Our elites would be right at home in Petronius’s world of debauchery and bored melodrama.
by Victor Davis Hanson // National Review Online
Sometime in the mid-first century a.d., an otherwise little known consular official, Gaius Petronius, wrote a brilliant satirical novel about the gross and pretentious new Roman-imperial elite. The Satyricon is an often-cruel parody about how the Roman agrarian republic of old had degenerated into a wealth-obsessed, empty society of wannabe new elites, flush with money, and both obsessed with and bored with sex. Most of the Satyricon is lost. But in its longest surviving chapter — “Dinner with Trimalchio” — Petronius might as well have been describing our own 21st-century nomenklatura.
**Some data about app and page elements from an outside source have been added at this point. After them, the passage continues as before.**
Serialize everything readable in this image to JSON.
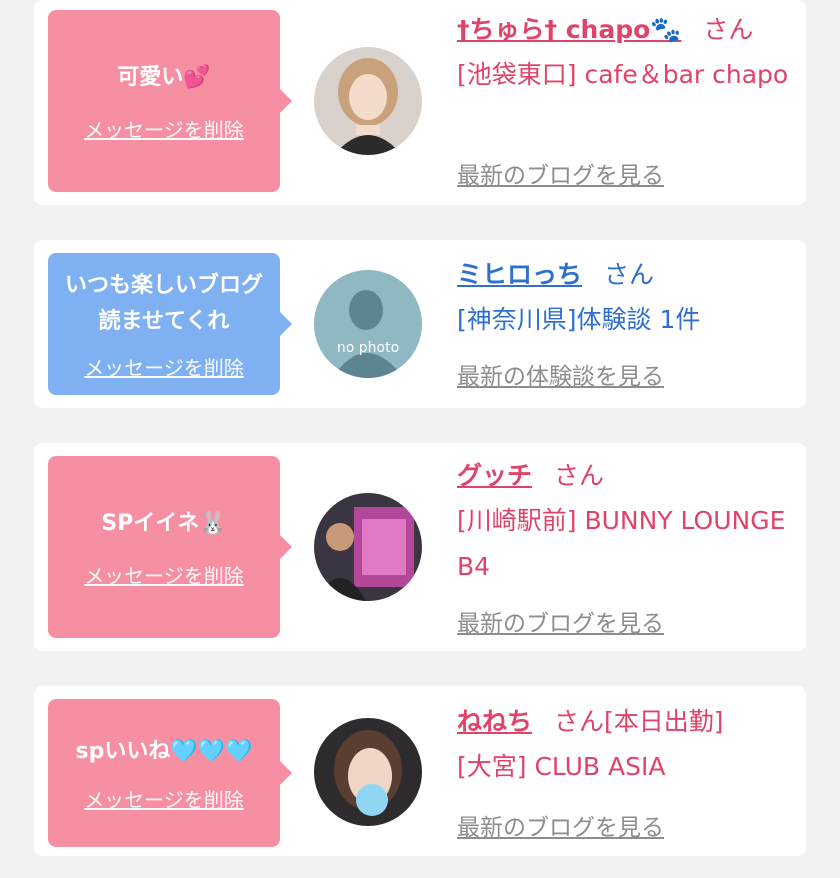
{
  "items": [
    {
      "message": "可愛い💕",
      "delete_label": "メッセージを削除",
      "name": "†ちゅら† chapo🐾",
      "honorific": "さん",
      "shop": "[池袋東口] cafe＆bar chapo",
      "latest_link": "最新のブログを見る",
      "avatar_icon": "user-photo"
    },
    {
      "message": "いつも楽しいブログ読ませてくれ",
      "delete_label": "メッセージを削除",
      "name": "ミヒロっち",
      "honorific": "さん",
      "shop": "[神奈川県]体験談 1件",
      "latest_link": "最新の体験談を見る",
      "avatar_text": "no photo",
      "avatar_icon": "no-photo-silhouette"
    },
    {
      "message": "SPイイネ🐰",
      "delete_label": "メッセージを削除",
      "name": "グッチ",
      "honorific": "さん",
      "shop": "[川崎駅前] BUNNY LOUNGE B4",
      "latest_link": "最新のブログを見る",
      "avatar_icon": "user-photo"
    },
    {
      "message": "spいいね🩵🩵🩵",
      "delete_label": "メッセージを削除",
      "name": "ねねち",
      "honorific": "さん[本日出勤]",
      "shop": "[大宮] CLUB ASIA",
      "latest_link": "最新のブログを見る",
      "avatar_icon": "user-photo"
    }
  ],
  "colors": {
    "pink_bubble": "#f78fa2",
    "blue_bubble": "#7fb0f1",
    "pink_text": "#e0436a",
    "blue_text": "#2f6fd0",
    "link_gray": "#8d8d8d"
  }
}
For the buffoonish libertine guests of the host Trimalchio, food and sex are in such surfeit that they have to be repackaged in bizarre and Read more →